San Francisco, lengthy one of the most tech-pleasant and tech-savvy towns in the international, is now the primary inside the United States to prohibit its government from the use of facial-recognition era.
The ban is part of a broader anti-surveillance ordinance that the metropolis’s Board of Supervisors authorized on Tuesday. The ordinance, which outlaws the usage of the facial-reputation era by police and other government departments, may also spur different neighborhood governments to take similar action. Eight of the board’s eleven supervisors voted in choose of it; one voted against it, and who aid it was absent.
Facial-recognition structures are an increasing number of used everywhere from police departments to rock concerts to homes, stores, and colleges. They are designed to become aware of particular people from live video feeds, recorded video footage or nevertheless images, frequently by way of comparing their capabilities with a set of faces (including mugshots).
San Francisco’s new rule, which is set to go into impact in a month, forbids the use of facial-recognition era through the town’s fifty-three departments — such as the San Francisco Police Department, which doesn’t presently use such generation however did check it out between 2013 and 2017. However, the ordinance carves out an exception for federally managed centers at San Francisco International Airport and the Port of San Francisco. The ordinance would not prevent businesses or residents from the use of facial popularity or surveillance era in widespread — consisting of on their very own safety cameras. And it additionally does not do whatever to restrict police from, say, the use of footage from someone’s Nest digital camera to assist in a crook case.
“We all guide good policing but none of us want to stay in a police kingdom,” San Francisco Supervisor Aaron Peskin, who introduced the bill earlier this yr, informed CNN Business in advance of the vote.
The ordinance provides but greater fuel to the hearth blazing round facial-recognition generation. While the era grows in recognition, it has come below-extended scrutiny as issues mount regarding its deployment, accuracy, or even in which the faces come from which might be used to teach the systems.
In San Francisco, Peskin is concerned that the technology is “so fundamentally invasive” that it shouldn’t be used.
“I assume San Francisco has a duty to speak up on matters which can be affecting the whole globe, which might be going on in our front backyard,” he said.
Early days for facial popularity legal guidelines
Facial reputation has improved dramatically in current years due to the recognition of an effective shape of device gaining knowledge of known as deep mastering. In a standard device, facial capabilities are analyzed after which in comparison with labeled faces in a database.
Yet AI researchers and civil rights agencies including the American Civil Liberties Union are mainly worried approximately accuracy and bias in facial-recognition systems. There are concerns that they may be now not as powerful at correctly recognizing humans of color and ladies. One cause for this problem is that the datasets used to train the software program can be disproportionately male and white.
The ACLU is considered one of many civil-rights organizations supporting the ordinance.

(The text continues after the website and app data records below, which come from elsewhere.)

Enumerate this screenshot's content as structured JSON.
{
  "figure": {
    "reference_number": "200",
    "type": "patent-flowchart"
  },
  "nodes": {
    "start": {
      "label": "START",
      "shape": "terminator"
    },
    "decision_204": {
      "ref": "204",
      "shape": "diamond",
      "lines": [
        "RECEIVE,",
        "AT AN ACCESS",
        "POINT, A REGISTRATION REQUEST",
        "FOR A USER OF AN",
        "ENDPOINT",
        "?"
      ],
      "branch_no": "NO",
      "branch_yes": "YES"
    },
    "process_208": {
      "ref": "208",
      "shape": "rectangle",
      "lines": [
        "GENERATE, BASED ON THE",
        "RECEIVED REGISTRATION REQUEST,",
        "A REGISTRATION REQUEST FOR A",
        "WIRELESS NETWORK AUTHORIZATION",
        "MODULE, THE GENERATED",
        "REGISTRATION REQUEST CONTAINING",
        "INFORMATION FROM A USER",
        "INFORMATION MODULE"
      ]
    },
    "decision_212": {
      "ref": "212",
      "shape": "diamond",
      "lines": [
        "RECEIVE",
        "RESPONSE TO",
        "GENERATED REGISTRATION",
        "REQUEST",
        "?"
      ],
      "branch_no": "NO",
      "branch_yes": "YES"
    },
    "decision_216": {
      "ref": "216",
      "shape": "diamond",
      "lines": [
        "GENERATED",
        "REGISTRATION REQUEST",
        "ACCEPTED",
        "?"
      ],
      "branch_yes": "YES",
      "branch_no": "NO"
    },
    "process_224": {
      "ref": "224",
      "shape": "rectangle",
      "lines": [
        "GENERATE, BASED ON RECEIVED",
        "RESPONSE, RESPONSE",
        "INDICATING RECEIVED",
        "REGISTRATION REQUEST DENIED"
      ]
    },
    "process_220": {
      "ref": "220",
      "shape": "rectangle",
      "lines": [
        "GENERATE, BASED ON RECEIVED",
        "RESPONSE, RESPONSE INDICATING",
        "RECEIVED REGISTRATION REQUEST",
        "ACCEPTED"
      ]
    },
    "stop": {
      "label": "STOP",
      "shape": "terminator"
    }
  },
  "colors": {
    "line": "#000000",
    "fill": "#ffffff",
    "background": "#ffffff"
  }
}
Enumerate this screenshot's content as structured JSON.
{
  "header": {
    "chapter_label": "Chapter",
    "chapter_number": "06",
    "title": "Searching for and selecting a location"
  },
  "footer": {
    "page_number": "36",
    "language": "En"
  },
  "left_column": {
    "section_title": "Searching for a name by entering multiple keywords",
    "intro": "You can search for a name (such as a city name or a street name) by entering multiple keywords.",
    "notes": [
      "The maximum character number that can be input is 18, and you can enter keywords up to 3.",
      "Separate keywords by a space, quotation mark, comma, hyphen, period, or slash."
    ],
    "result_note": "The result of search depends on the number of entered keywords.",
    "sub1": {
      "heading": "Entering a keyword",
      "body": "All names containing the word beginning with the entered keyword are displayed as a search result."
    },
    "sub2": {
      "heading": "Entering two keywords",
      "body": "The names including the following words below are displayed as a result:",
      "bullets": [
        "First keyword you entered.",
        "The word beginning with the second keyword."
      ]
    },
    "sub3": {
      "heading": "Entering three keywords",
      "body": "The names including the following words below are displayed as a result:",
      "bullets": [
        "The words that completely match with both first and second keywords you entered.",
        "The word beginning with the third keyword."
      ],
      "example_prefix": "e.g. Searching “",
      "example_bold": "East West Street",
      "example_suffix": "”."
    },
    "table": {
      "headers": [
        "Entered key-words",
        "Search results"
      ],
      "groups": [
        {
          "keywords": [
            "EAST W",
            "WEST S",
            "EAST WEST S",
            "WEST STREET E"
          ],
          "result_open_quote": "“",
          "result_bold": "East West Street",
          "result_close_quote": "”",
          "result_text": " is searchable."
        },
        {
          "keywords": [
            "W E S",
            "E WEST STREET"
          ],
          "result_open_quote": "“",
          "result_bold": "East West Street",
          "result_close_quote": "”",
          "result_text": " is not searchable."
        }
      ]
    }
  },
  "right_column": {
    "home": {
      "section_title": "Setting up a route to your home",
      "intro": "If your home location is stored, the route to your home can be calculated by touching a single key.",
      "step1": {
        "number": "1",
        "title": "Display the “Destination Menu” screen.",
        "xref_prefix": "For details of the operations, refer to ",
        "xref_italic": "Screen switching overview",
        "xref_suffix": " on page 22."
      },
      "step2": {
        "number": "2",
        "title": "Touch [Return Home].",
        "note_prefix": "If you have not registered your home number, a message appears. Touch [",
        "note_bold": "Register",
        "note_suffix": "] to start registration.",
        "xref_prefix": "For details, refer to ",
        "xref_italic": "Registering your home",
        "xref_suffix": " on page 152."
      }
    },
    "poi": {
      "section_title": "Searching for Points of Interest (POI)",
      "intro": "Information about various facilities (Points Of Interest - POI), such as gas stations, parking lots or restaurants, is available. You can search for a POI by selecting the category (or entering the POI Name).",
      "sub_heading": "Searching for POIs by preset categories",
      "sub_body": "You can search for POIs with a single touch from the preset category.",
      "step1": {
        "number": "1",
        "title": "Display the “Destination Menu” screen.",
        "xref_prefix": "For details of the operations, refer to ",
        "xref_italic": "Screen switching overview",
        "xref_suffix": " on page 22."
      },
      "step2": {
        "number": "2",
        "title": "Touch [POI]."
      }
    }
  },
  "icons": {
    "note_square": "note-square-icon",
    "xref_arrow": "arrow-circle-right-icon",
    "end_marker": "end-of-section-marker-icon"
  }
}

Matt Cagle, an era and civil liberties attorney on the ACLU of Northern California, stated the raft of issues posed by way of facial-reputation systems suggest the metropolis’s regulation might prevent harm to community participants. He additionally expects that the rule of thumb will spark off other towns to observe suit.
“With this vote, San Francisco has declared that face surveillance technology is incompatible with a healthy democracy and that residents deserve a voice in selections approximately high-tech surveillance,” he stated in a declaration Tuesday afternoon. “We applaud the town for listening to the community, and main the way ahead with this essential rules.”
There are presently no federal legal guidelines addressing how synthetic-intelligence technology in standard, or facial-reputation systems specifically, may be used, though a Senate invoice delivered in March could force groups to get consent from customers earlier than gathering and sharing figuring out information.
A few states and local governments have made their personal efforts: Illinois, for example, has a law that requires agencies to get consent from clients before accumulating biometric statistics. California’s Senate is currently considering a bill that would ban police inside the kingdom from the use of biometric generation — which include facial recognition — with body-digital camera photos.
In the Bay Area on my own, Berkeley, Oakland, Palo Alto and Santa Clara County (of which Palo Alto is part) have handed their very own surveillance-era laws. Oakland is also currently considering whether or not to prohibit the use of facial-recognition technology.
How surveillance might be tougher in San Francisco
Under the brand new San Francisco law, any city department that wants to use surveillance generation or services (which includes the police branch if it were interested in shopping for new license-plate readers, for instance) must first get approval from the Board of Supervisors. That system will include submitting information about the technology and how it will likely be used and imparting it at a public hearing. With the brand new rule, any metropolis department that already uses surveillance tech will need to inform the board how it is getting used.
The ordinance also states that the metropolis will need to document to the Board of Supervisors each year on whether surveillance equipment and offerings are getting used within the ways for which they were accredited, and consist of info like what statistics become stored, shared or erased.